Importantly, these processes are also learning from previous experiences in the history of our liberatory, communist movement in so far as they are recognizing that people need to be prepared not only to take power, but also to exercise it. Despite being the creators of all value, the history of revolutions from the French to the Russian to the Chinese to the Cuban have shown that there is a steep learning curve to creating socialism. While bourgeois attitudes linger in people and transpose into remodelled institutions, the people must learn how to govern and how to control production through trial and error.
If we can make generalizations about the more advanced processes in Latin America such as those profiled here, while it can be argued that they are not yet socialist and are not yet revolutionary, are undoubtedly anti-imperialist, popular and are preparing the ground for revolutionary ruptures in the future. The accumulated struggles in the region have led to the creation of space and gains, not usually permitted or conceded by the bourgeoisie, to build revolutionary organization and consciousness among the people. The bourgeoisie have been forced to yield this territory because of the strength and organization of the masses under these processes, including the demonstrated capacity to withstand, repel and respond to violence of the ruling class (with Ecuadorians overthrowing several Presidents and Venezuelans repelling the coup attempt of 2002).
However, it must be clearly understood – and the advanced movements in Latin America recognize this – that there is currently a war of position which requires revolutionary forces to prepare themselves and the masses for intensification of struggle.
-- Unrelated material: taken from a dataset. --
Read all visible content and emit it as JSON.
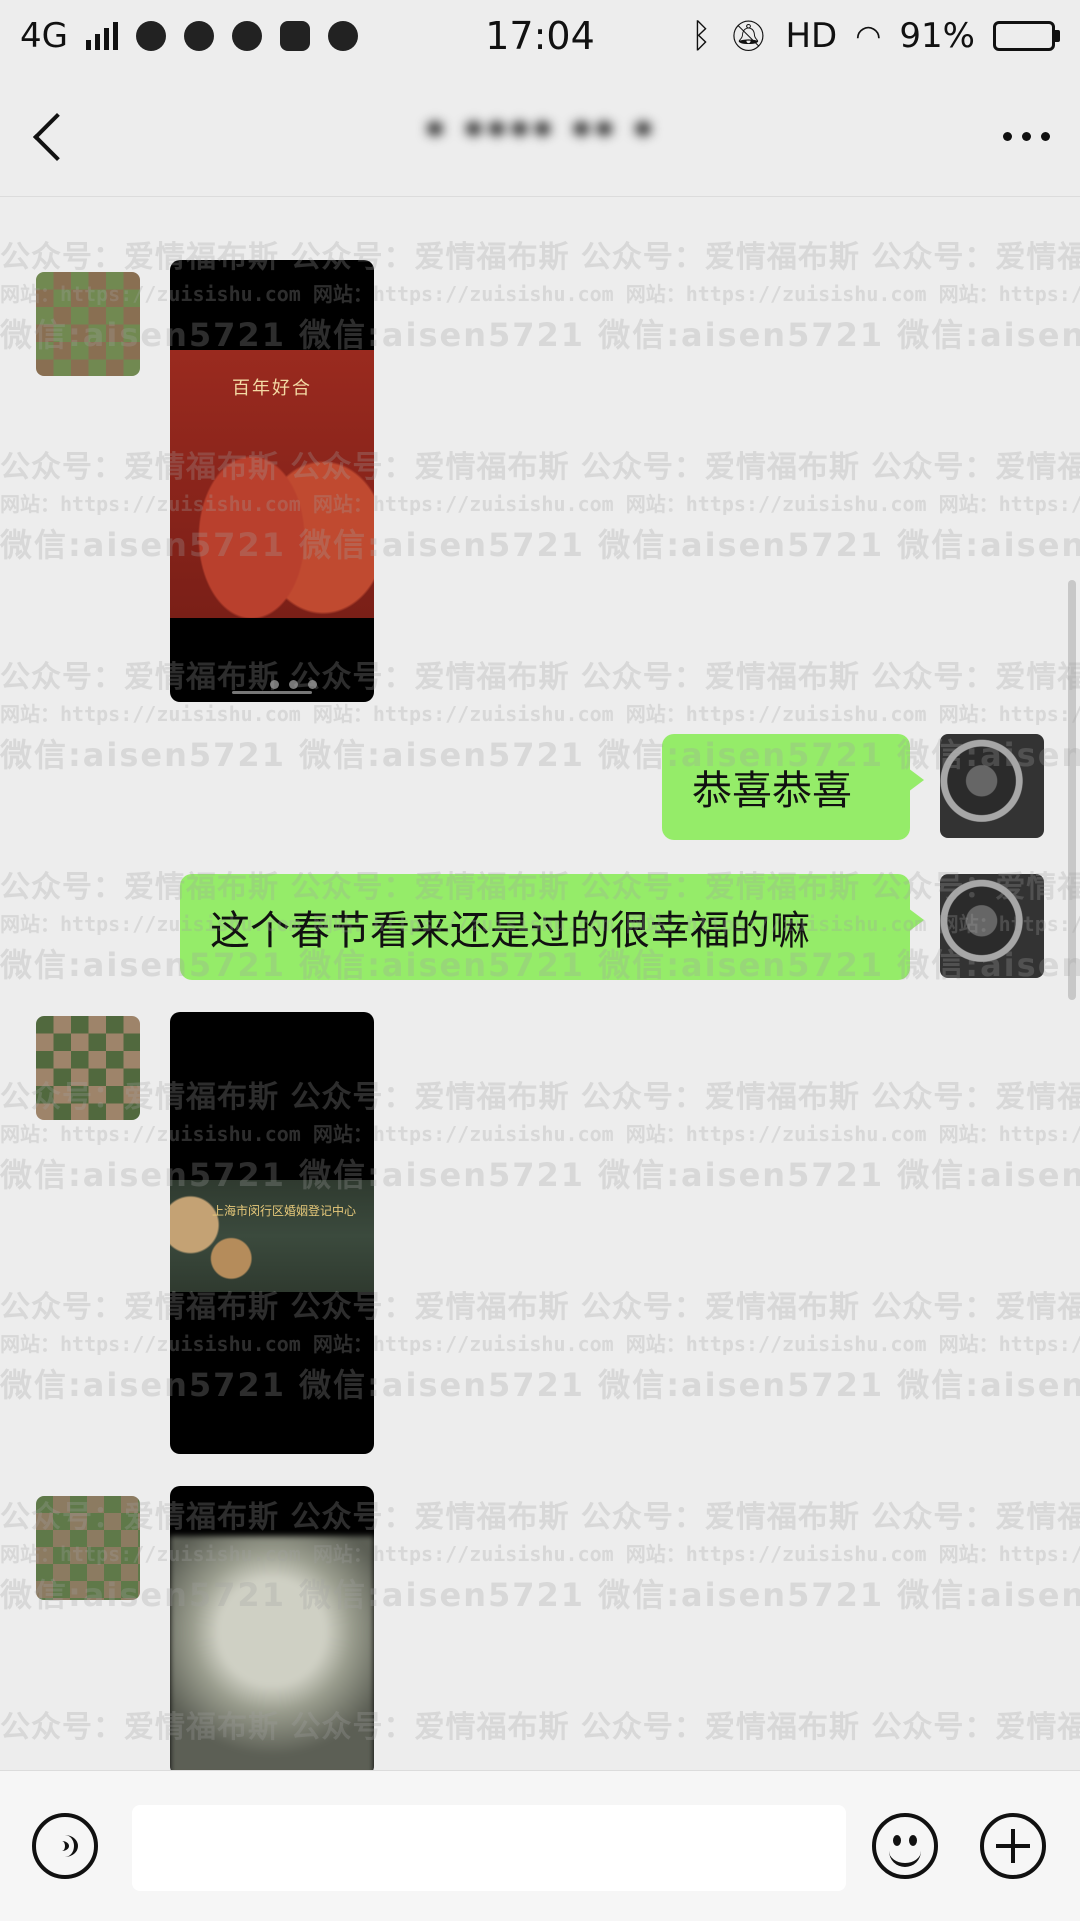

The bourgeoisie and imperialism will not allow for a peaceful construction of socialism and a transfer of wealth and power to the people. In both Ecuador and Venezuela, there have been numerous examples to illustrate the validity of this assertion. Within a protracted struggle, preparation must include the creation of dual power up into and including the capacity of the people to defend themselves militarily against internal and external threats. We salute those forces that are advancing these calls and preparations, and see this as a sign of the reason to identify positive development in the revolutionary struggle in Latin America.
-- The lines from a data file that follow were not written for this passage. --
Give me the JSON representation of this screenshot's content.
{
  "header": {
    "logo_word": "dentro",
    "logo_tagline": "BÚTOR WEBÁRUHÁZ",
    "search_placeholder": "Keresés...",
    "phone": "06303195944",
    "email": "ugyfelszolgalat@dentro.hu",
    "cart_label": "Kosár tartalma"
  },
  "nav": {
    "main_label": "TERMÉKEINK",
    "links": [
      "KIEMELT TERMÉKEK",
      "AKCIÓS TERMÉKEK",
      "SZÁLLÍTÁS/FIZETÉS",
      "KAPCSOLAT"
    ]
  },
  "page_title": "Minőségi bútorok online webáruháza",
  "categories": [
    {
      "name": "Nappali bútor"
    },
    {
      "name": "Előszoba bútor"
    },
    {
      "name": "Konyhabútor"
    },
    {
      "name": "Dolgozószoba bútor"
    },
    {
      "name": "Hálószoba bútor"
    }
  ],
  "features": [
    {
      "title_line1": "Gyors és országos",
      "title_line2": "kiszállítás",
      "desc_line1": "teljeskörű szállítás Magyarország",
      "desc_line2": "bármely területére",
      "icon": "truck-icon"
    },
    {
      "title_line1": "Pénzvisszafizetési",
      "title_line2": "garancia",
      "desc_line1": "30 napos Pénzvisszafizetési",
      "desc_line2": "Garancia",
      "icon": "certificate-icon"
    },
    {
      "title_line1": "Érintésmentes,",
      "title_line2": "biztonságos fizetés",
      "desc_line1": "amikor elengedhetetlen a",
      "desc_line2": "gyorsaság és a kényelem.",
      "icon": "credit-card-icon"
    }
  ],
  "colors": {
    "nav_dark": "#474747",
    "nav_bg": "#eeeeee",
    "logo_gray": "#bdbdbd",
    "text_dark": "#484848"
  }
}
At the same time, from a Marxist-Leninist perspective, the absence of a leading ideological and organizing collectivity, represents an obvious concern and weakness. Without a strong reference and centre for the masses to push the process across sectors along a revolutionary path, the ability to withstand the offensives of the bourgeoisie and imperialism are low and the possibilities of defeat and dispersal, high.
All revolutions must be conceived as processes with different stages, and the task of communist revolutionaries is to progressively improve our position (strength) relative to our enemy. As outlined in the article by comrade Amil K. in this issue, this requires consideration not only of the capacity of force that the enemy has in terms of arms and manpower, but also the tools and factors that allow it to rule by consent. Any accumulation of forces must contest with this reality, and take into account that the building of dual power as a necessity to decisively break the power of the ruling class over the people and prepare for decisive engagement with it. As the revolutionary movements in Latin America develop and the people learn and prepare, an internationalist’s duty is to accompany these processes so that experience and victories accumulate along with our forces, while errors and defeats are progressively minimized.